◆ Material for the task
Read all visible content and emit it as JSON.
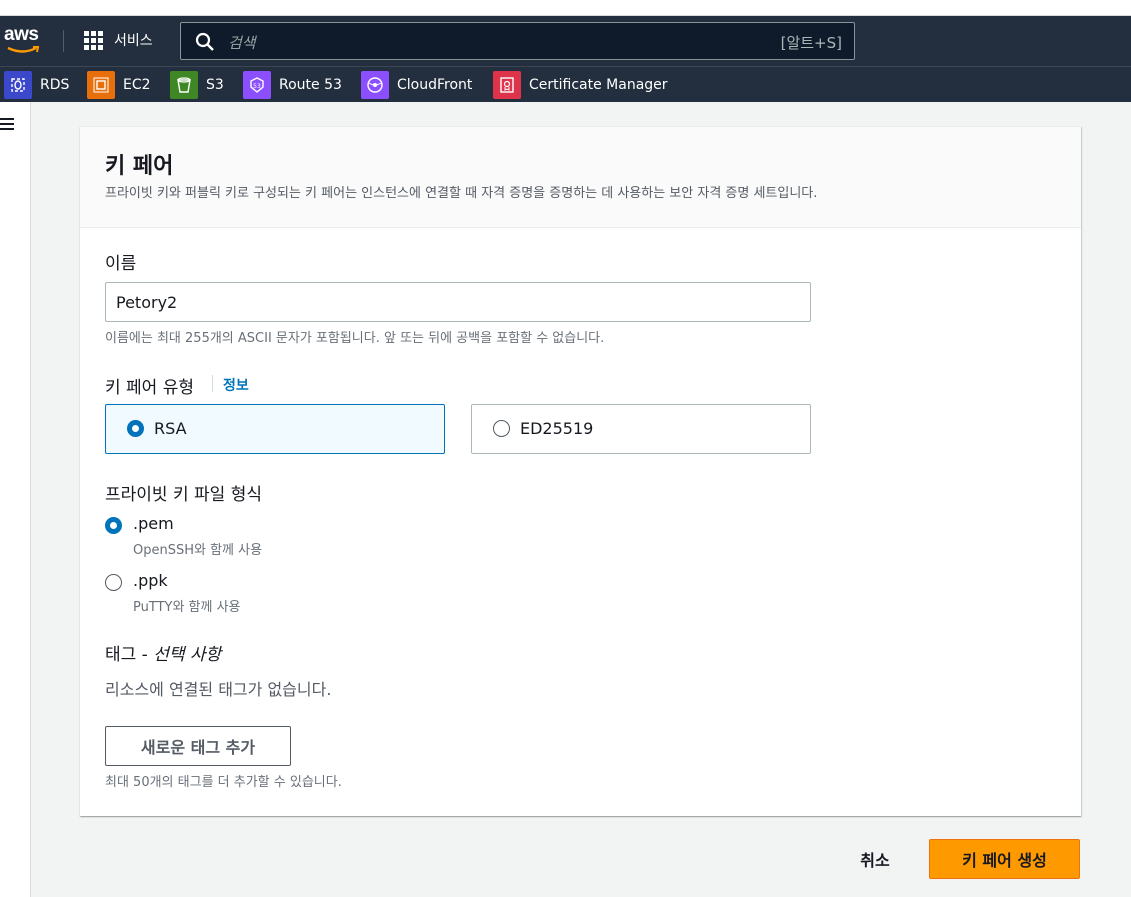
{
  "header": {
    "logo_text": "aws",
    "services_label": "서비스",
    "search_placeholder": "검색",
    "search_shortcut": "[알트+S]"
  },
  "favorites": [
    {
      "label": "RDS",
      "icon": "rds-icon",
      "color": "#3b48cc"
    },
    {
      "label": "EC2",
      "icon": "ec2-icon",
      "color": "#e7700d"
    },
    {
      "label": "S3",
      "icon": "s3-icon",
      "color": "#3f8624"
    },
    {
      "label": "Route 53",
      "icon": "route53-icon",
      "color": "#8c4fff"
    },
    {
      "label": "CloudFront",
      "icon": "cloudfront-icon",
      "color": "#8c4fff"
    },
    {
      "label": "Certificate Manager",
      "icon": "certificate-manager-icon",
      "color": "#dd344c"
    }
  ],
  "panel": {
    "title": "키 페어",
    "description": "프라이빗 키와 퍼블릭 키로 구성되는 키 페어는 인스턴스에 연결할 때 자격 증명을 증명하는 데 사용하는 보안 자격 증명 세트입니다."
  },
  "name_field": {
    "label": "이름",
    "value": "Petory2",
    "hint": "이름에는 최대 255개의 ASCII 문자가 포함됩니다. 앞 또는 뒤에 공백을 포함할 수 없습니다."
  },
  "key_type": {
    "label": "키 페어 유형",
    "info_link": "정보",
    "options": [
      {
        "label": "RSA",
        "selected": true
      },
      {
        "label": "ED25519",
        "selected": false
      }
    ]
  },
  "file_format": {
    "label": "프라이빗 키 파일 형식",
    "options": [
      {
        "label": ".pem",
        "description": "OpenSSH와 함께 사용",
        "selected": true
      },
      {
        "label": ".ppk",
        "description": "PuTTY와 함께 사용",
        "selected": false
      }
    ]
  },
  "tags": {
    "label": "태그 -",
    "label_optional": "선택 사항",
    "empty_text": "리소스에 연결된 태그가 없습니다.",
    "add_button": "새로운 태그 추가",
    "limit_hint": "최대 50개의 태그를 더 추가할 수 있습니다."
  },
  "footer": {
    "cancel_label": "취소",
    "create_label": "키 페어 생성"
  },
  "colors": {
    "accent": "#ff9900",
    "link": "#0073bb",
    "nav_bg": "#232f3e"
  }
}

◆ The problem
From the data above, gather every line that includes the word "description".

◆ Result for this task
    "description": "프라이빗 키와 퍼블릭 키로 구성되는 키 페어는 인스턴스에 연결할 때 자격 증명을 증명하는 데 사용하는 보안 자격 증명 세트입니다."
        "description": "OpenSSH와 함께 사용",
        "description": "PuTTY와 함께 사용",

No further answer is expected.